A subdued House Speaker Lawerence Denney said after a 45-minute closed GOP caucus today that he apologized to the caucus for his handling of the attempted ouster of GOP redistricting Commissioner Dolores Crow. “Most of the comments were very, very supportive,” Denney said. He said he gave “kind of a statement as to what happened and what went on,” lasting two to three minutes, then took questions from caucus members. Then, he said, “We talked about two or three other things that kinda came up in the course of that”/Betsy Russell, Eye On Boise. More here.
Question: Can Denney unilaterally declare as over the botched attempt by Stormin Norman Semanko and him to dump Dolores Crow & Randy Hansen from redistricting commission?
Idaho's bipartisan citizen redistricting commission has submitted its new legislative district plan, approved on a unanimous 6-0 vote, to Idaho Secretary of State Ben Ysursa (pictured). Ysursa, joining the confab by phone from a meeting of the National Association of Secretaries of State, told the commissioners, “I sure want to thank you for all the work you've done.” He quoted Commissioner Sheila Olsen about a “triumph of civility,” and said in his view, that's what occurred in the commission. “We can get going for that May primary,” Ysursa said. “Obviously there could be lawsuits, but I think you've done a commendable job of it. Thank you all for your service”/Betsy Russell, Eye On Boise. More here.
Question: Lawerence Denney plans to apologize to his caucus for his boorish behavior toward 2 appointed Republican redistricters and Norm Semanko doesn't plan to seek re-election to his office as Idaho GOP chairman. Do you think the redistricters have won the day and this plan will survive?
Rep. Lawerence Denney plans to gather his 57-member Republican caucus this week to make amends for his botched attempt at firing Dolores Crow, a woman he calls “an institution.” “I’ll probably just apologize if I made any of them uncomfortable and explain kind of what I did and why,” the House speaker told me Thursday. “That’s probably about it.” The Midvale Republican’s misstep is by no means the first in a six-year reign. The blowback has been more intense because it included revered former Gov. Phil Batt, who said Denney sullied the redistricting process by introducing rank partisanship to a reformed system approved by voters in 1994. But there’s a far greater force at play than a publicity snafu over trying to force Crow from the redistricting commission. Lawerence Denney is playing King Lear. Instead of three daughters he can’t figure out, he has three ambitious men who aspire to the throne and don’t want to wait until 2014 to be crowned/Dan Popkey, Idaho Statesman. More here.

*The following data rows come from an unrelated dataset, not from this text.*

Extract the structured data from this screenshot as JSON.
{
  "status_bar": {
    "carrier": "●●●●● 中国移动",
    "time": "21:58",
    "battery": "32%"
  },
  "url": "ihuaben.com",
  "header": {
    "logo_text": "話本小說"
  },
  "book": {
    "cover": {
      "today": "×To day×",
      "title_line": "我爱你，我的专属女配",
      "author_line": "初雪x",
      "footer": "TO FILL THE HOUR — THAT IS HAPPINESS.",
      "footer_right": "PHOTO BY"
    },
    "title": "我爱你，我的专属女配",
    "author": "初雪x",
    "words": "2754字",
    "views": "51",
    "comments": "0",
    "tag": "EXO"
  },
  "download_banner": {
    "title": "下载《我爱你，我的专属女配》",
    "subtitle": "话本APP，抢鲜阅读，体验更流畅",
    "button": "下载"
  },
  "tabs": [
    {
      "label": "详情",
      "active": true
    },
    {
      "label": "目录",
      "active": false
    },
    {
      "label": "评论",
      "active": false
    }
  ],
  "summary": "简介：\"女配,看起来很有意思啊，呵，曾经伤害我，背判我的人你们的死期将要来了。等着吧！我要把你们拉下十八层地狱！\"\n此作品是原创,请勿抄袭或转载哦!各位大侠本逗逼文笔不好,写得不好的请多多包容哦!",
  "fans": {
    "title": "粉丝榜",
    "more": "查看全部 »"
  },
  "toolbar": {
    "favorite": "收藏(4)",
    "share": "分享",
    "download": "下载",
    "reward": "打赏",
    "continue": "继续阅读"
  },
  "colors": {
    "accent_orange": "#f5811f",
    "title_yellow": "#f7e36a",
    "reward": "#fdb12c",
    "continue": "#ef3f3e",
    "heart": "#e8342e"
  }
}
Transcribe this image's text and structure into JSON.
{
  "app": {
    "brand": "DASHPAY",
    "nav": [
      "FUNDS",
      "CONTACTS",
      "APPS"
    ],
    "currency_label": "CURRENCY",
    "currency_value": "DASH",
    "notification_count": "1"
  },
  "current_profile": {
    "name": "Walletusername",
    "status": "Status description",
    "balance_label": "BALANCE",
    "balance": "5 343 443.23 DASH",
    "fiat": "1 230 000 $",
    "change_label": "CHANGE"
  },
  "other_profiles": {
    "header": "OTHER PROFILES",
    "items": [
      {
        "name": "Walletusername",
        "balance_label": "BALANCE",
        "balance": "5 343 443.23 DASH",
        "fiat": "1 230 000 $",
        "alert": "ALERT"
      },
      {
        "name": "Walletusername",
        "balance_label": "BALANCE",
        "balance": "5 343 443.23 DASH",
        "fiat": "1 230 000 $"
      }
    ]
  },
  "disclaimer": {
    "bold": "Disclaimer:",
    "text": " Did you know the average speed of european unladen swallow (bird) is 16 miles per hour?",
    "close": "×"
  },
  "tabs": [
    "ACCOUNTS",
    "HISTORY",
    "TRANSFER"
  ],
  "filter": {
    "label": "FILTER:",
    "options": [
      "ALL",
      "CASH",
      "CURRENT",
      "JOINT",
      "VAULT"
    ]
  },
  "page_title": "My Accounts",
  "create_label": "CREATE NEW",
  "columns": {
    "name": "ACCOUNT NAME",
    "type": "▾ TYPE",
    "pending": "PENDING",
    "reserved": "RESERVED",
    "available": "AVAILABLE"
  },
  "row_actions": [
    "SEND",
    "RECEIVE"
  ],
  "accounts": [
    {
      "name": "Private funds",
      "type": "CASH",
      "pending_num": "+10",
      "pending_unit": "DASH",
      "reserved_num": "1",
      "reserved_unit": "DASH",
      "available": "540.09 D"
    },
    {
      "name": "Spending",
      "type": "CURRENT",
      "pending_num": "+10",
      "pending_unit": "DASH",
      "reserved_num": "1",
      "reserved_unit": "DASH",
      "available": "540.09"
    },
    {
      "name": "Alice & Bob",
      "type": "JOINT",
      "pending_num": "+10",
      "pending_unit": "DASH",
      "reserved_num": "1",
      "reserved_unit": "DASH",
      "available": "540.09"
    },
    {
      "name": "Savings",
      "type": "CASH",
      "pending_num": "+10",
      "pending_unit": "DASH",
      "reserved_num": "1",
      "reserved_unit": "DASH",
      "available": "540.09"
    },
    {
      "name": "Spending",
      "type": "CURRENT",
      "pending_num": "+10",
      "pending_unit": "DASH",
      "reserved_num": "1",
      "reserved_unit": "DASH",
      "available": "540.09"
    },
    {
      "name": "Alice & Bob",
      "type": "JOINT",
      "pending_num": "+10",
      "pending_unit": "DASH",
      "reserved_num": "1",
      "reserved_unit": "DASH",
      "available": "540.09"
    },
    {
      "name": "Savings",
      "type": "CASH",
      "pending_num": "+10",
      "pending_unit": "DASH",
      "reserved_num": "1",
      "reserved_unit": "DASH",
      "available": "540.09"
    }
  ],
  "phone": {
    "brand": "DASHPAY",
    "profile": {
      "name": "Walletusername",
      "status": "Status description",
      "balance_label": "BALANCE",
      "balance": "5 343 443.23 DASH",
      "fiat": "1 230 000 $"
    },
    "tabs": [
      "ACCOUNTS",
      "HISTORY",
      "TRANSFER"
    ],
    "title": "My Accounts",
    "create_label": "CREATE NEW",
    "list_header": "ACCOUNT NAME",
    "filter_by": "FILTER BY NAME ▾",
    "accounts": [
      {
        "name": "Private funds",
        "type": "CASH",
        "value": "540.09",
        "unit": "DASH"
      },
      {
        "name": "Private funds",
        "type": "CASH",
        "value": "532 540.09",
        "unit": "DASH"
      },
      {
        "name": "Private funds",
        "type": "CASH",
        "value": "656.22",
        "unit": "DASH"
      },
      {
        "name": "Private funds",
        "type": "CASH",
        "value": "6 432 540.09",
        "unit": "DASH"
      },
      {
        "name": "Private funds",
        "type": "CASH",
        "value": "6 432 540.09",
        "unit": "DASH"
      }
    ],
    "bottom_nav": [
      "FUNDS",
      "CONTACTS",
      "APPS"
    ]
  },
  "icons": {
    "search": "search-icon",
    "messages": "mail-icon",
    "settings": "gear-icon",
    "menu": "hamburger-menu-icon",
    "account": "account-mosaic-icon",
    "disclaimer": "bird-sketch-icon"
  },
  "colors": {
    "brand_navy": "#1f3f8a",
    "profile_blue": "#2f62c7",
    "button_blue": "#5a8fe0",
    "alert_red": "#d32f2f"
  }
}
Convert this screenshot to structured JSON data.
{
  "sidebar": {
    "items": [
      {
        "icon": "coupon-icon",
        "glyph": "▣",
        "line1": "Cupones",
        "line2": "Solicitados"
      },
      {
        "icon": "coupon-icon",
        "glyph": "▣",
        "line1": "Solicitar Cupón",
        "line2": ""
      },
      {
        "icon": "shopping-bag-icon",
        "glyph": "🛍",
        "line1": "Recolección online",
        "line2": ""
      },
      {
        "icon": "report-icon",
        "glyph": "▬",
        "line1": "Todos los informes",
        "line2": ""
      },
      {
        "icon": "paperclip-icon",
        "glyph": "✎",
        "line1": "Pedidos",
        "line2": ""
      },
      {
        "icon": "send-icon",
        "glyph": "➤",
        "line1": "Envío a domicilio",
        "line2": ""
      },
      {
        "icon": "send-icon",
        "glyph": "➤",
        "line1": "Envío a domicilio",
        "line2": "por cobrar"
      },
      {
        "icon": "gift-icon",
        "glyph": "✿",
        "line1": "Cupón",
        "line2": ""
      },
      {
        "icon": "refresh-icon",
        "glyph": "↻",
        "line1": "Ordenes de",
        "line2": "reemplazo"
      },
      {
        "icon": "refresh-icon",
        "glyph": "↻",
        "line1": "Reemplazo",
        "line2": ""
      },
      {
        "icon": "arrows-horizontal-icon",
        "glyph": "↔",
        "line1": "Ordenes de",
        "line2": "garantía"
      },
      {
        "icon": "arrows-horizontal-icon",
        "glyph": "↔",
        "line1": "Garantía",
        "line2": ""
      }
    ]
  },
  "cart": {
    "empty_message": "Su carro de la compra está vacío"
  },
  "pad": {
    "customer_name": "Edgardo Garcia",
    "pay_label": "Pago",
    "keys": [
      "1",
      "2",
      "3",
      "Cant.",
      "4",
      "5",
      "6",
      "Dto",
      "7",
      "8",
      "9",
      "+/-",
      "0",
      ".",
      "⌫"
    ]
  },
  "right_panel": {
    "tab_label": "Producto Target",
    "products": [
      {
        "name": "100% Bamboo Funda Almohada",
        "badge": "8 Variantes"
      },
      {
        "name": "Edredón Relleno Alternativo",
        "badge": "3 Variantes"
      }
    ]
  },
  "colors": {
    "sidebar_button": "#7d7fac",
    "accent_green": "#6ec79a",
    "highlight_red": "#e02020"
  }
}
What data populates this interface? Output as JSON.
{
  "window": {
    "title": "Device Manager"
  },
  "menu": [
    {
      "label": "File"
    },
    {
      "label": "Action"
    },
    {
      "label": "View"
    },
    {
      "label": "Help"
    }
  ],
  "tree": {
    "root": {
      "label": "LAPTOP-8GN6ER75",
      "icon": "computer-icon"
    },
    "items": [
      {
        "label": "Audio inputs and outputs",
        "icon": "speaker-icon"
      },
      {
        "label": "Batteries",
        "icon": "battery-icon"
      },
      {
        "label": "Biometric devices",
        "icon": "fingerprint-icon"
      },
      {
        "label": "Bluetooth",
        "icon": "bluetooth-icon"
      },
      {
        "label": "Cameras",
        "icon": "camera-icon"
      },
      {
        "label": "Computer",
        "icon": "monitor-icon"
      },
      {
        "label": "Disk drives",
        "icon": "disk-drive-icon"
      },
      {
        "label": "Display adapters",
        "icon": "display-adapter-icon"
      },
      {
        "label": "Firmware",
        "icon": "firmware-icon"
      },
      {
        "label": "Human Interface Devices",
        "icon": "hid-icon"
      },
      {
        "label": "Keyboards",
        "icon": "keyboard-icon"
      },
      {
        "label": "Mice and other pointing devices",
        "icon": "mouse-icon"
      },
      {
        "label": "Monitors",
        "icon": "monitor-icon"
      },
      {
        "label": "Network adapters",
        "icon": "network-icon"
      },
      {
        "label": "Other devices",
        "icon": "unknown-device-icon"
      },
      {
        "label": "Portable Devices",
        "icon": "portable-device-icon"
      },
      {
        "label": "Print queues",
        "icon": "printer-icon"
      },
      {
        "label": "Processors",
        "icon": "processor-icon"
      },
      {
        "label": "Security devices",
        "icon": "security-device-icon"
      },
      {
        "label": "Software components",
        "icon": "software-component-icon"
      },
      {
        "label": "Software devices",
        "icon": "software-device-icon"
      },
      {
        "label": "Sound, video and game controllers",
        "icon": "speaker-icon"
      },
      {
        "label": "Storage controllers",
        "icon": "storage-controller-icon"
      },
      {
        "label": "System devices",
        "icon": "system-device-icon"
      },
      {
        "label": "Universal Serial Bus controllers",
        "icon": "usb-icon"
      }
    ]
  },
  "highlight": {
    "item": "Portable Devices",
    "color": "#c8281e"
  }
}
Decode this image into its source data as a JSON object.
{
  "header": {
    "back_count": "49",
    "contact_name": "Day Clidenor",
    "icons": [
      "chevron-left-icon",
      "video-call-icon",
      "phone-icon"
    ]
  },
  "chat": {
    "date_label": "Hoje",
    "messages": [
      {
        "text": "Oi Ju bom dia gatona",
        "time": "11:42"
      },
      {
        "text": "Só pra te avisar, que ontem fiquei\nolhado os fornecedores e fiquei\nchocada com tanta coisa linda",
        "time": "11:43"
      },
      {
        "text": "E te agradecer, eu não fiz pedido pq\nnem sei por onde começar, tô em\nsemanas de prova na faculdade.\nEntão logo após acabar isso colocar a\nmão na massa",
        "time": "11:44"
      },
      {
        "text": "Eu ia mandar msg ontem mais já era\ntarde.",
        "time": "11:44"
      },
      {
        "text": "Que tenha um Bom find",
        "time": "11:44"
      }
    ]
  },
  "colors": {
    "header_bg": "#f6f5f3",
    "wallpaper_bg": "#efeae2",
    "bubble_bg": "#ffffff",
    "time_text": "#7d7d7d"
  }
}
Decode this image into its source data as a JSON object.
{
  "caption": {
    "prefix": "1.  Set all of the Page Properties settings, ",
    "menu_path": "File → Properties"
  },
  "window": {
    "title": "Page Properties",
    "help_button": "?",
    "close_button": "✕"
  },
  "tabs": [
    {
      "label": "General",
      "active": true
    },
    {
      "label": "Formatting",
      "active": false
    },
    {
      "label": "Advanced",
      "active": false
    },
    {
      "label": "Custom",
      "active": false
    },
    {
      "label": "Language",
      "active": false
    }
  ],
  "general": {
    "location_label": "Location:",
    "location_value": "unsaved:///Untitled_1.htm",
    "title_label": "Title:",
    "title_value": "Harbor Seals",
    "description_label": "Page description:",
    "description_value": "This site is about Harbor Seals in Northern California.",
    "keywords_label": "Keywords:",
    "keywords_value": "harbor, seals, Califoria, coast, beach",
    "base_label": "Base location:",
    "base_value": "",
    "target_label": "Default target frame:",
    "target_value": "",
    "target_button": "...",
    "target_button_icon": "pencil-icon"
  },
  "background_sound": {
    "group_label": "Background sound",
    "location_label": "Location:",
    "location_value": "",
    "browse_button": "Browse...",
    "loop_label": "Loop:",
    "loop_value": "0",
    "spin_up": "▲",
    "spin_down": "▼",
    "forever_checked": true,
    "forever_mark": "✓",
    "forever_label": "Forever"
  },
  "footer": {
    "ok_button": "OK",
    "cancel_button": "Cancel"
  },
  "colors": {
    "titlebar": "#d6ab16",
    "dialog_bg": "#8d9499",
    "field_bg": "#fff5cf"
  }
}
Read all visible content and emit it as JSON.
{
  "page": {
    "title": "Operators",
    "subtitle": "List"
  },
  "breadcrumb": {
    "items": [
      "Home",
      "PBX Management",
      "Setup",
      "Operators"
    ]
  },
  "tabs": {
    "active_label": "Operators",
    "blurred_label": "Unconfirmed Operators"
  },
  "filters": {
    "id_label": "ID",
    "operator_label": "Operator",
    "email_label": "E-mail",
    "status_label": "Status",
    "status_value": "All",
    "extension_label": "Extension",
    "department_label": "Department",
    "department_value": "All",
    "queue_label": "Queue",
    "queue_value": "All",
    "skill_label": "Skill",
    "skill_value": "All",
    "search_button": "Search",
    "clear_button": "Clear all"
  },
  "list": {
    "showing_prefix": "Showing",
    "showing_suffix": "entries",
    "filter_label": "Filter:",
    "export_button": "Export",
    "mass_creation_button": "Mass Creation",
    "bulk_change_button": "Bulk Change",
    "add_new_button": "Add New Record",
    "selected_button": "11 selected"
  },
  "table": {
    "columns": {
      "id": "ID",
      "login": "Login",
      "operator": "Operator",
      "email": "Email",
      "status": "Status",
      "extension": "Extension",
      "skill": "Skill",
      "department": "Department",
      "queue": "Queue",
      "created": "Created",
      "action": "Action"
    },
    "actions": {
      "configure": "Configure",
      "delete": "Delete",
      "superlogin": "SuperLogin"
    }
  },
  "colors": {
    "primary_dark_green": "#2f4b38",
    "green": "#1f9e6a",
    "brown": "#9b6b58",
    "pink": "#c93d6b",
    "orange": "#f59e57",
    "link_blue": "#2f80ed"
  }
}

Question: Has Lawerence Denney overstayed his time as House Speaker?
Idaho Republican Party Chairman Norm Semanko has sent out a guest opinion defending his attempt to try to fire GOP redistricting commissioner Randy Hansen, touting the party's Idaho electoral successes and announcing that he won't seek another term as party chairman. Semanko wrote that the “secret to our success” was that “the grassroots of our Party was motivated and energized to recruit candidates and support them because they were included, and we weren't shy about standing up for our core, conservative Republican principles.” He wrote, “As I conclude my four year tenure as Chairman and hand the reins over to someone else at the Republican State Convention in Twin Falls this summer, this will be my proudest accomplishment”/Betsy Russell, Eye On Boise. More here.
Question: Interesting point Semanko makes re: persons from Hansen's Twin Falls area being among those calling for his ouster. And that Twin Falls filed suit against the redistricting plan. What do you think?